▶ [TASK INSTRUCTIONS]: Check each line below for the word "kind" and give the count alone.

▶ [PROVIDED DATA]:
****************

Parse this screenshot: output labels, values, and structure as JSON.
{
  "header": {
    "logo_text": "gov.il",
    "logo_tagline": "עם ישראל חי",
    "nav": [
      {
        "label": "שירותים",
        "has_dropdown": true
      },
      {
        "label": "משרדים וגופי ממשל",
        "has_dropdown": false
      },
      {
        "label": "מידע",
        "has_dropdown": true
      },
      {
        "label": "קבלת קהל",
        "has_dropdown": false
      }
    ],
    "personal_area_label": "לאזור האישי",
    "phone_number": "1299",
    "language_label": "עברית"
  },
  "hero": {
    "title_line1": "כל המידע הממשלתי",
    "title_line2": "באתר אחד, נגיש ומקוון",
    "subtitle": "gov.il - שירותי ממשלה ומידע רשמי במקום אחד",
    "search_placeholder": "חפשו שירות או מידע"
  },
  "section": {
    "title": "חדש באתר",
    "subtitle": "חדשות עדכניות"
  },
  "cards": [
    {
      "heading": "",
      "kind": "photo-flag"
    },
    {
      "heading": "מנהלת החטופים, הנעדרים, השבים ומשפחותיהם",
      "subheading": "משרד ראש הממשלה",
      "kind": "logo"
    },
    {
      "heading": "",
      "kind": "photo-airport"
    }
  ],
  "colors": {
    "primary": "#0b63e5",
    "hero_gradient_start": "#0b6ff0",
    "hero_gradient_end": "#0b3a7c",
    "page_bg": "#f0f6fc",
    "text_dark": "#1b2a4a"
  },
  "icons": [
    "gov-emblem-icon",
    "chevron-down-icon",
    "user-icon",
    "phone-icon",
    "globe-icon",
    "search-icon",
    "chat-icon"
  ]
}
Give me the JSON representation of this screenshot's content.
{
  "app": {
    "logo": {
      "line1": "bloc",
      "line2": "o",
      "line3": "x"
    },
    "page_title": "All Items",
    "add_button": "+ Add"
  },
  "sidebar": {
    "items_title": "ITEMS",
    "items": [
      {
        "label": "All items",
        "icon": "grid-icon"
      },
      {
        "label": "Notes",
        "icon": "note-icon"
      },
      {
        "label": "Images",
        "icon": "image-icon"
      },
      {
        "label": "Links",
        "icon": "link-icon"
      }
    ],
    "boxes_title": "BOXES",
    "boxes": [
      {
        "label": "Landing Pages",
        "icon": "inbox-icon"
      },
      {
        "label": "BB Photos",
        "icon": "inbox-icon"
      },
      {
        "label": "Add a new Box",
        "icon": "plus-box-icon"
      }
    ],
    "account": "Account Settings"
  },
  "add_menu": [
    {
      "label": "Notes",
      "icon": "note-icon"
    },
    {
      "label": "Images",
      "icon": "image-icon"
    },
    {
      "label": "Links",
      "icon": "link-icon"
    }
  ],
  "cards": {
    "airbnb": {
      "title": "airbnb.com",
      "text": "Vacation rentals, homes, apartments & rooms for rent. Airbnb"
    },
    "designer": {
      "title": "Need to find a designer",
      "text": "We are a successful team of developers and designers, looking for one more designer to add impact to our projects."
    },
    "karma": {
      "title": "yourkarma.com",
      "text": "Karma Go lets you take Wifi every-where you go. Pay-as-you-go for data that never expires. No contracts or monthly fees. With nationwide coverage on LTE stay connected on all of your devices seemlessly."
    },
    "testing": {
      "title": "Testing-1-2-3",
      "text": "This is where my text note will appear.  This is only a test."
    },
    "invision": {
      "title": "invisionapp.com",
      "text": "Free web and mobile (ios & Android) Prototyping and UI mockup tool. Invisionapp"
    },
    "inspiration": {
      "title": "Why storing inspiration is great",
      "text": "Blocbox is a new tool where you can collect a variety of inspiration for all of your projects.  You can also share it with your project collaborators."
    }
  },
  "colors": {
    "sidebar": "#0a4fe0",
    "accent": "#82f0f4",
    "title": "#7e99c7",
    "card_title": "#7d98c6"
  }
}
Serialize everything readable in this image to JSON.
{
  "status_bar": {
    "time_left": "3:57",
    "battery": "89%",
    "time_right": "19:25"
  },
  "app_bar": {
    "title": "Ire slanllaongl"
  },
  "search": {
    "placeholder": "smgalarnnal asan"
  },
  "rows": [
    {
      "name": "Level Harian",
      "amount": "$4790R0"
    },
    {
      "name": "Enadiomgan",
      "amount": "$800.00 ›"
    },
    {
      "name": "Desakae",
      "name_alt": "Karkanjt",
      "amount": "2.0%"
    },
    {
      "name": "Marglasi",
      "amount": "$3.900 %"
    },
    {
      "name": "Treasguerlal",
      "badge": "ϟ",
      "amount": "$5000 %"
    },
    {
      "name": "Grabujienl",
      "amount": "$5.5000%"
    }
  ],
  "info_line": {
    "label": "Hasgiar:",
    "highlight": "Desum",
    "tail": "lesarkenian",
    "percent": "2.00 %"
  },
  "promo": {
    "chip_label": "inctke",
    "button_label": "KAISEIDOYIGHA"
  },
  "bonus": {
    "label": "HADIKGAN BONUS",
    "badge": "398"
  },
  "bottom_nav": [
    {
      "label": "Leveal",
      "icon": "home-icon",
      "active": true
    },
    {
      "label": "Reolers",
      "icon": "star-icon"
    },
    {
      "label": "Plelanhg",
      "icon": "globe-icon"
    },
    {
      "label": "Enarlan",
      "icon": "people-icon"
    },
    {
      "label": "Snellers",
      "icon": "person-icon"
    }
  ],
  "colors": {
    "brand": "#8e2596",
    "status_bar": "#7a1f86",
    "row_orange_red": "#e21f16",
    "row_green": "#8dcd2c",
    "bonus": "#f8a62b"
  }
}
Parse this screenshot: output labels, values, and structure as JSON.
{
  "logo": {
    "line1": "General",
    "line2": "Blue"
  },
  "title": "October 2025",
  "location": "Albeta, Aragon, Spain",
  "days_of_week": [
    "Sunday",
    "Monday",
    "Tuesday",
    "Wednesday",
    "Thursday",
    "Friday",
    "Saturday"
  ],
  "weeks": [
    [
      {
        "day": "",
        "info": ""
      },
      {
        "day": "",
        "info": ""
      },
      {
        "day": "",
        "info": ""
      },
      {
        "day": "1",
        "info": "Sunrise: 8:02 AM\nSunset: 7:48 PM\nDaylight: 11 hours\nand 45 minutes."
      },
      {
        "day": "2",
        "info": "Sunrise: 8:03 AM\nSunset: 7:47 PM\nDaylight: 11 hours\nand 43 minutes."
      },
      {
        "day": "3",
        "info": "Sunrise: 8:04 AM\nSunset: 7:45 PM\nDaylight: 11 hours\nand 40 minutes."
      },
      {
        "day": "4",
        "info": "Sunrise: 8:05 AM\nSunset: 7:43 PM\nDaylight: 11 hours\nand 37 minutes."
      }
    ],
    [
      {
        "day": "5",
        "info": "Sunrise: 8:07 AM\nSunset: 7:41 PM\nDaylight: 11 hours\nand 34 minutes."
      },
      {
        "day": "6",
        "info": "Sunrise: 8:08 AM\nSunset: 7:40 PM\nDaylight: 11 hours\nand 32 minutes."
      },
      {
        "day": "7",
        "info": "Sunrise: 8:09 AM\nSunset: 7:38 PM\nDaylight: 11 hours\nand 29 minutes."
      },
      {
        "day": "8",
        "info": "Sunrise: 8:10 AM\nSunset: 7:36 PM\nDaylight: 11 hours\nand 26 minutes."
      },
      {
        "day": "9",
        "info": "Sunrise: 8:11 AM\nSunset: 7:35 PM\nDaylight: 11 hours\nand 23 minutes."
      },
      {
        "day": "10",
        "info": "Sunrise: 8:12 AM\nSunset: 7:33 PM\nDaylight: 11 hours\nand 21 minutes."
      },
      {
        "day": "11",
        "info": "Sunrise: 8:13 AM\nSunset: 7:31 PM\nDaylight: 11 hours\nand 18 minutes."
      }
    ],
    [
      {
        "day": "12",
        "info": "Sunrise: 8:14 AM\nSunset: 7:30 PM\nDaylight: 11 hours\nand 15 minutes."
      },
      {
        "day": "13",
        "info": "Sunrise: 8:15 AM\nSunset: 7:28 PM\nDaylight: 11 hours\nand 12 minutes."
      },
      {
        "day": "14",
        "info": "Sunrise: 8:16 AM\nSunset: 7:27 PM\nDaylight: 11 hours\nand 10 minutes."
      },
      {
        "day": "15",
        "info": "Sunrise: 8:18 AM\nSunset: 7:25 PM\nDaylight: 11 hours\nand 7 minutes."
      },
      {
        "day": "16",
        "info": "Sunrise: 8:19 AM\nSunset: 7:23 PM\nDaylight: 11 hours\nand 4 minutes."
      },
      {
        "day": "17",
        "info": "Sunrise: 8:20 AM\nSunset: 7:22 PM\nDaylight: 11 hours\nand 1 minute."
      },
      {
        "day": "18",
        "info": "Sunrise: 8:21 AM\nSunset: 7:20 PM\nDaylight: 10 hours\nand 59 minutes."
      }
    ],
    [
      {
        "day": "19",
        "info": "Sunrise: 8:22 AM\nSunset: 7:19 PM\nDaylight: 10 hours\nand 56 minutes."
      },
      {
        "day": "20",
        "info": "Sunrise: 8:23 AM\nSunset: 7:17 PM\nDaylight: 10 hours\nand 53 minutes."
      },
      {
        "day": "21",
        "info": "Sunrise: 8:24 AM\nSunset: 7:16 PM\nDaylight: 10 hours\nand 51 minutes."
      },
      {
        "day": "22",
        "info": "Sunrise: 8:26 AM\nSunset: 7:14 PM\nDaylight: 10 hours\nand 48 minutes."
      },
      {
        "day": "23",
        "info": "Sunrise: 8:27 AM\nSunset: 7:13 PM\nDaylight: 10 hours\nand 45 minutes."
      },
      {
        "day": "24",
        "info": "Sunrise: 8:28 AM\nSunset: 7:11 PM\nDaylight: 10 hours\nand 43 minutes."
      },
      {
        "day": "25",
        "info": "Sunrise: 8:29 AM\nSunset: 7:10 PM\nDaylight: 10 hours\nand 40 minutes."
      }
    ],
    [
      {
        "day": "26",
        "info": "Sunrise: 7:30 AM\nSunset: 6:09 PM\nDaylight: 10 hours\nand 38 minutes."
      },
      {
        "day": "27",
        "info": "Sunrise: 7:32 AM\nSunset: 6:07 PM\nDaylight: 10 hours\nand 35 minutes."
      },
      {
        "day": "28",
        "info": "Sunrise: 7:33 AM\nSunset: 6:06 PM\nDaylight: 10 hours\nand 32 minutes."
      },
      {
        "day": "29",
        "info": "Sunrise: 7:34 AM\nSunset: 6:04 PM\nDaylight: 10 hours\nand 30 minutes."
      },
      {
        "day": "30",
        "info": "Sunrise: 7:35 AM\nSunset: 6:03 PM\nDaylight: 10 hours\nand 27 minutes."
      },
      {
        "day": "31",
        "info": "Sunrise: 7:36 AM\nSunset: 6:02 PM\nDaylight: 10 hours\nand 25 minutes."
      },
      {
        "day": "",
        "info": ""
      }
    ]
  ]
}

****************

▶ [ANSWER TO THIS PROBLEM]: 3